The Greater Greenville Master Gardeners
maintain the butterfly garden at Roper
Mountain Science Center.

 In 2002, the garden was certified as a National Wildlife Federation Schoolyard Habitat.  This certification means that wildlife is provided food, shelter, water and a place to raise the young on these grounds.



What is a Butterfly Garden?


A butterfly garden is simply a garden, with plant material that attracts butterflies. The general needs of butterflies are host plants and nectar plants. Host plants are the plants eaten by the caterpillar or larva of the butterfly.
Each species of butterfly has a specific plant that the adult butterfly lays her eggs on and which the caterpillar will eat. Nectar plants are the food of the adult butterfly. They use a proboscis to sip nectar from the flowers of the plant. A butterfly garden also needs protection from the wind. Many butterflies like a damp spot or mud hole for puddling. Finally, butterflies like sunny areas and some rocks to rest on and soak up the sun.
   
       

Nectar plants include these butterfly “magnets”:
‘Miss Huff’ Lantana
Butterfly Bush or Buddleia davidii
Verbena bonariensis
Phlox
Purple Coneflower or Echinacea purpurea
Butterfly weed or Asclepias tuberosa
Aster
Zinnia

Host plants are the most important plants in the garden.
Below is a list of common butterflies in our area and their host plants.

Butterfuly Species:         Host Plants:
American lady   Anaphalis, cudweed, Antennaria
Black Swallowtail   fennel, parsley, rue, dill, Queen Anne's Lace
Buckeye   Snapdragon, plantain, Linaria, Verbena
Cabbage white   cabbage, Cleome, Nasturtium, mustard, Lunaria
Cloudless sulphur   Senna, Cassia, clover
Eastern Tailed Blue   legume family, clover, alfalfa
Falcate orange tip   mustard family, Winter Cress
Giant swallowtail   prickly ash, rue, citrus, hop trees
Gray hairstreak   mallow, hollyhock, legumes, Rabbit's Foot Clover
Great purple hairstreak   mistletoe
Great spangled fritillary   violet
Gulf fritillary   passion-vine
Long-tailed skipper   legumes (pole bean, garden bean), wisteria
Monarch   Asclepias species (milkweed)
Mourning cloak   willow, poplar, elm, nettle
Painted lady   thistle, hollyhock, Plantain
Pearl crescent   aster
Pipevine swallowtail   Aristolochia (pipevine),Virginia Snakeroot
Question Mark   hops, hackberry, nettle, elm
Red Admiral    nettle
Red-spotted purple   willow, poplar, cherry, plum, apple, aspen 
Silver-spotted skipper   locust, American wisteria
Sleepy Orange   Cassia, senna, clover
Spicebush swallowtail   Lindera benzoin (spicebush), sassafras
Spring azure   dogwood blossoms, Viburnum, blueberry
Tiger Swallowtail   wild cherry, poplar, willow, birch
Variegated fritillary   passion-vine, violet
Zebra swallowtail   Asimina (pawpaw)

 





   

To see pictures and learn more about butterflies in our area, click on “Butterflies of North America” located at http://www.butterfliesandmoths.org/
This site allows you to click on your state, and tells you what butterflies are there, and even narrows it down to the butterflies in your county.

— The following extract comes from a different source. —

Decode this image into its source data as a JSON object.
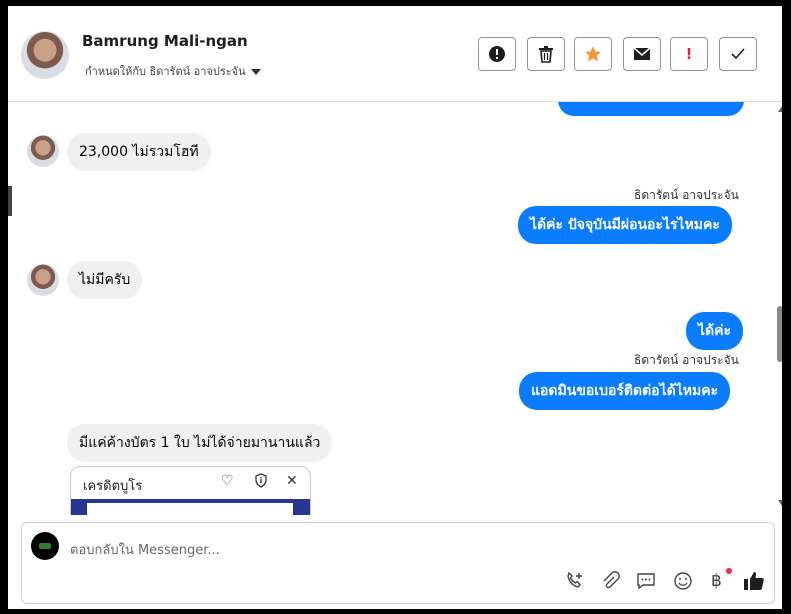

We are very proud of our butterfly garden at Roper Mountain Science Center. Not only do we have beautiful flowers, but we have beautiful “flying flowers”.

   
       
   
       
   
Anne Kaplin,  Regular Butterfly Garden Volunteer.
   
   
Bobbie Anderson, talking with a child during Second Saturday
Ginger Kopka (with purple sweater on her shoulder)
talking with the public at Second Saturday.
   
       
   
Kelly Toadvine, Butterfly Garden Chairman
Bonnie Jilek, talking with the public
   
       

 



 
Chuck Sholeen, Regular Butterfly Garden volunteer.